Sports Letters of Intent
Unfortunately, college sports have muddied the proper understanding of what letters of intent really do. With athletes, a letter of intent means that a senior in high school is agreeing to accept scholarship funds from a particular school in exchange for the promise to attend the particular school for at least a year with the school’s remedy being that the athlete cannot play somewhere else the following season.
In this context, it would be more accurate to describe the letter of intent as a contract exchanging scholarship funds for a commitment to attend the school for at least one year, with the letter of intent portion covering the athlete’s intention to play at the school thereafter. Also, the word “intent” gets used because it is describing a future promise to attend a certain school for the next year, subject to the caveat that the athlete can change his mind if he is willing to refrain from participating in athletics during the first year.
Also, the word intent is applied because it involves certain conditions that have not yet been performed—e.g. the athlete may still need to be accepted by the admissions department before the LOI becomes operative.
Still, the sports letter of intent is a contract that is legally operative. If a player signs a letter of intent, goes to a different school, and shows up to play a game, the original intended school and the NCAA can take the athlete into court to receive an injunction that bars his performance for a year. This is distinctly different from the original usage of the word, as well as the word’s application in the business and charitable context, because it is supposed to mean a prefatory solicitation to enter a contract rather than an actual offer.
Letters of Intent Revert Back to the Express Language
The reason why sports letters of intent usually become legally operative documents while business and charitable letters do not is because of the express language contained in it. With a sports letter of intent, there is a declaration that a year of playing eligibility will be forfeited if the player attends another school while the university is binding itself to pay a certain amount of scholarship funds for the first year. There is no future looking language—it is worded to contain present language describing future obligations.
In the business and charitable context, it is important that the express terms contain a future intent to entertain offer rather than a present intent that is resulting in an offer. The words “I might be interested in”, or “I’m thinking about”, or “I hope to” preceding the words “pay X for Y” can often be the difference between casual negotiations and saying something that can be legally binding. Letters of intent, properly worded, are great tools because they can outline the terms and lead to an agreement without creating exposure before you are actually prepared to be legally bound by the agreement.

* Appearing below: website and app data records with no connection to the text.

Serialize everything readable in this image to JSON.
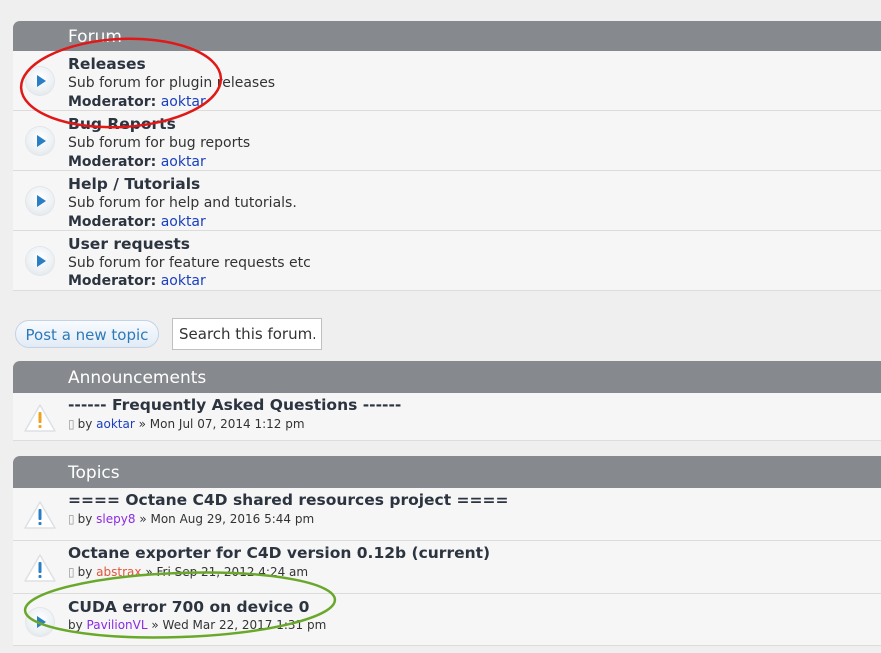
{
  "forum_section": {
    "header": "Forum",
    "forums": [
      {
        "title": "Releases",
        "description": "Sub forum for plugin releases",
        "moderator_label": "Moderator:",
        "moderator": "aoktar"
      },
      {
        "title": "Bug Reports",
        "description": "Sub forum for bug reports",
        "moderator_label": "Moderator:",
        "moderator": "aoktar"
      },
      {
        "title": "Help / Tutorials",
        "description": "Sub forum for help and tutorials.",
        "moderator_label": "Moderator:",
        "moderator": "aoktar"
      },
      {
        "title": "User requests",
        "description": "Sub forum for feature requests etc",
        "moderator_label": "Moderator:",
        "moderator": "aoktar"
      }
    ]
  },
  "actions": {
    "post_new_topic": "Post a new topic",
    "search_placeholder": "Search this forum.."
  },
  "announcements": {
    "header": "Announcements",
    "items": [
      {
        "title": "------ Frequently Asked Questions ------",
        "by": "by",
        "author": "aoktar",
        "sep": "»",
        "date": "Mon Jul 07, 2014 1:12 pm"
      }
    ]
  },
  "topics": {
    "header": "Topics",
    "items": [
      {
        "title": "==== Octane C4D shared resources project ====",
        "by": "by",
        "author": "slepy8",
        "sep": "»",
        "date": "Mon Aug 29, 2016 5:44 pm"
      },
      {
        "title": "Octane exporter for C4D version 0.12b (current)",
        "by": "by",
        "author": "abstrax",
        "sep": "»",
        "date": "Fri Sep 21, 2012 4:24 am"
      },
      {
        "title": "CUDA error 700 on device 0",
        "by": "by",
        "author": "PavilionVL",
        "sep": "»",
        "date": "Wed Mar 22, 2017 1:31 pm"
      }
    ]
  },
  "colors": {
    "header_bg": "#868a8e",
    "row_bg": "#f6f6f6",
    "link_blue": "#1a3fc0",
    "author_purple": "#8a2be2",
    "author_red": "#e0553b",
    "annotation_red": "#e01818",
    "annotation_green": "#6aa82c"
  },
  "icons": {
    "forum_read": "play-circle-icon",
    "announcement": "warning-triangle-icon",
    "sticky": "warning-triangle-blue-icon",
    "attachment": "paperclip-icon"
  }
}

Notice: This article is not legal advice, and should be read strictly for entertainment/informational purposes only. As noted above, precising wording matters, and contract laws vary between the states.